Gradecraft is something I’ve always known about, and done as well, but I didn’t ever have a name for it. And about a week ago, the name popped into my head (maybe inspired by the word statecraft), and I suddenly felt like I could write a post about it.
So what is gradecraft? No, it’s not a Minecraft mod, and while it is “a learning management system dedicated to supporting the gameful classroom,” that’s not what I’m talking about.
When I say gradecraft, I mean the skill or act a student employs in managing or manipulating their grades. I’m guessing it’s increased since schools started posting grades online continuously, rather than only sending them out as report cards a few times a year.
Although cheating would fall under that definition, that’s not really what I’m getting at, and it’s rather a crude form of gradecraft. The form that I’m more interested in, and that I’m really referring to when I say gradecraft (have I said “gradecraft” enough yet?) is the skill a student employs when they consider that they have a 68 in Algebra and a 72 in English, and they can either study for an English test which will count for fifty points of a hundred points (those hundred points weighed at thirty percent of their grade) or finish the algebra homework which will count for sixty points of a thousand (weighed at fifty percent of the grade.) Also taking into consideration the future opportunities to raise grades in each classes, as well as odd quirks of each teacher’s grading system (dropping the lowest scored test, allowing two re-dos per semester, extra credit, whatever.)
This act of gradecraft—deciding when bombing a test or not doing homework is the right choice—has funny results on the other end. Teachers seem to take a student not turning in an assignment as a personal slight, which is a somewhat egocentric view—as if the student does not exist outside that teacher’s own class. The teacher sees it as a lack of caring, whereas the student sees it as a calculated loss. It’s not personal, it’s economics.
This is clearly not an ideal form of Paideia. Students shouldn’t be worried about grades, they should be worried about mastering a concept, or improving a skill. But grades are the most important factor in education, especially high school. GPA determines the ability to apply for certain scholarships, and to get into certain colleges. And grades are made more relevant because parents are able to see them, and it’s the only glimpse that parents get into how their kid is doing in school. So there’s social pressure to hit these arbitrary marks as well, and less pressure to do things parents can’t see (like participate in class or get tutoring help during lunch.) It’s also a lot easier for a teenager to grasp a specific number on a finite scale than an abstract concept like “fluency” or “mastery.”

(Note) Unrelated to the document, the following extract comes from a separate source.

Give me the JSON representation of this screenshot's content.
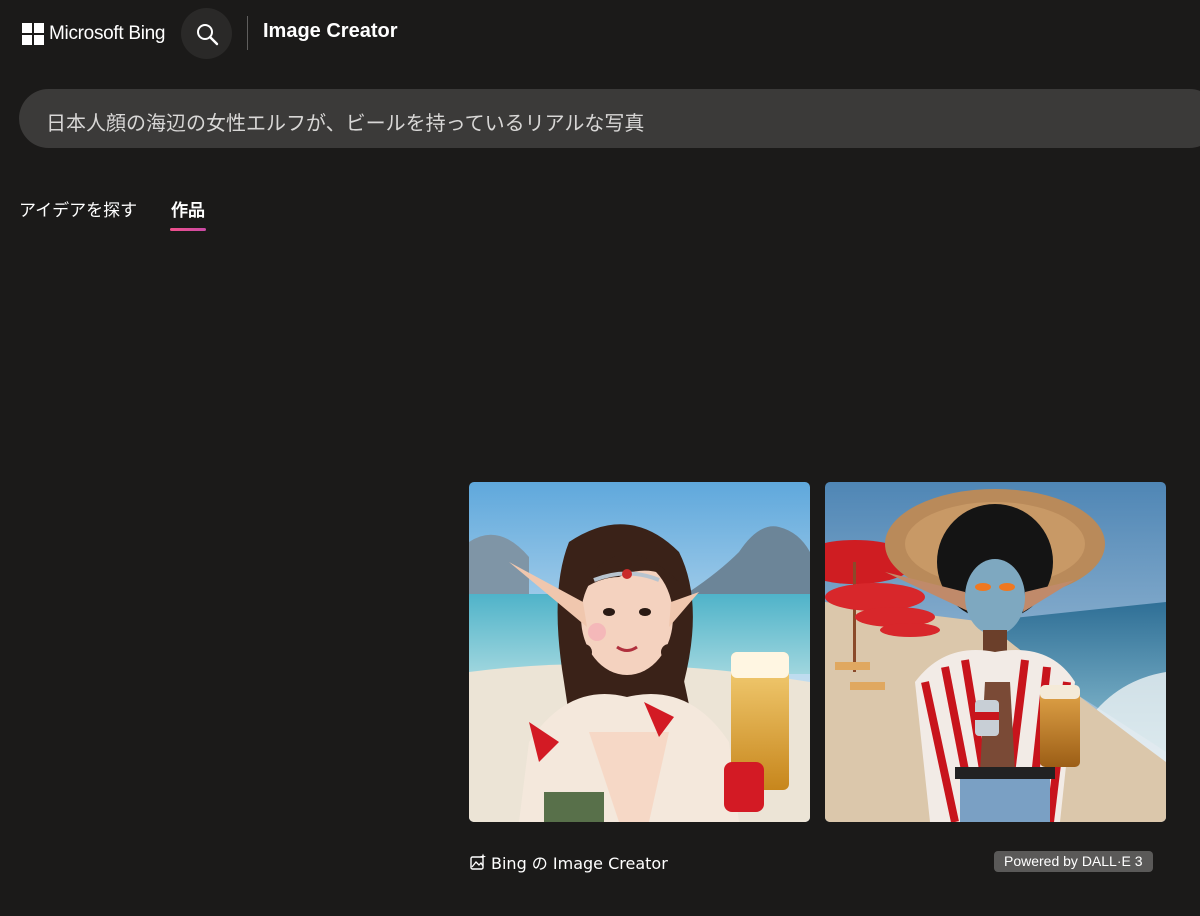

The reason this emphasis on grades is bad is because it allows scenarios like the following to happen: A student will place more importance on doing busywork for a subject in which they’re already proficient than on actually learning a subject they know nothing about, if that unknown subject’s teacher is an easy grader.
This is a problem inherent in education. Of course there needs to be some standard that colleges and employers can reference to understand the level of skill of a student, but this places undue importance on grades. Rather than being an indicator of progress toward a goal, grades become the goal itself.
This is why I always got bad grades in English classes (by bad I mean ‘B’s, but that seems bad when you consider that I’m a writer.) I always was comfortable in my mastery of the course, and I didn’t care about pursuing arbitrary grades to prove it. I never engaged in much gradecraft, except in cases where I was pressed for time, and had to choose which assignment would give me the biggest bang for my buck.
I should say, I’ve mostly been talking about high school this whole time, because I find that gradecraft is much less prominent in college. The reason is, you can’t engage in gradecraft if your professor doesn’t put up grades. And, at least at the University of Iowa, professors aren’t required to post grades. Maybe this is completely different at other places, but this is the way it is here. And I think that’s a good thing. Teachers should keep track of grades so they can talk to anyone who’s failing, or so that any student willing to make the effort (not many of them) of visiting a teacher and asking for their grades can see them, but otherwise leave students in the dark. Students can get some idea of how they’re doing based on the assignments that are handed back, and their own intuition. That’s how things are in the real world anyway—no official body is going to tell someone they’re a C- barber, or that they’re an A+ farmer. People just have to figure out their strength and ability on their own, and make decisions from there.
While I have some pride in myself and my cohort for being able to engage in gradecraft, and manipulate a complicated, often broken, sometimes antagonistic system, it’s really a reductive activity. It may be useful for classes that a student has absolutely no interest in ever learning or mastering, but when it’s practiced in every class in a student’s schedule, that’s a problem. Because at that point schools aren’t training students to be scientists, historians, business owners, or doctors, they’re training them to be students—with a masters in gradecraft (and a concentration in test-taking.)